_Dataset entries_
============================================================
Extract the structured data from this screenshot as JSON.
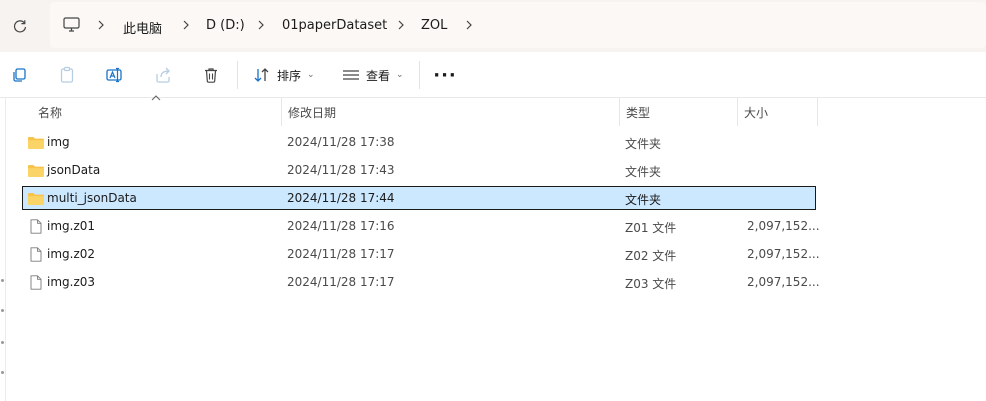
{
  "breadcrumb": {
    "items": [
      "此电脑",
      "D (D:)",
      "01paperDataset",
      "ZOL"
    ]
  },
  "toolbar": {
    "sort_label": "排序",
    "view_label": "查看",
    "more_label": "···"
  },
  "columns": {
    "name": "名称",
    "modified": "修改日期",
    "type": "类型",
    "size": "大小"
  },
  "files": [
    {
      "name": "img",
      "modified": "2024/11/28 17:38",
      "type": "文件夹",
      "size": "",
      "icon": "folder-icon",
      "selected": false
    },
    {
      "name": "jsonData",
      "modified": "2024/11/28 17:43",
      "type": "文件夹",
      "size": "",
      "icon": "folder-icon",
      "selected": false
    },
    {
      "name": "multi_jsonData",
      "modified": "2024/11/28 17:44",
      "type": "文件夹",
      "size": "",
      "icon": "folder-icon",
      "selected": true
    },
    {
      "name": "img.z01",
      "modified": "2024/11/28 17:16",
      "type": "Z01 文件",
      "size": "2,097,152...",
      "icon": "file-icon",
      "selected": false
    },
    {
      "name": "img.z02",
      "modified": "2024/11/28 17:17",
      "type": "Z02 文件",
      "size": "2,097,152...",
      "icon": "file-icon",
      "selected": false
    },
    {
      "name": "img.z03",
      "modified": "2024/11/28 17:17",
      "type": "Z03 文件",
      "size": "2,097,152...",
      "icon": "file-icon",
      "selected": false
    }
  ],
  "colors": {
    "folder": "#f7c34b",
    "selection": "#cce8ff",
    "accent": "#1a73c8"
  }
}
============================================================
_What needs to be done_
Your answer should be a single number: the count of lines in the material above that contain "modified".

_Problem solution_
7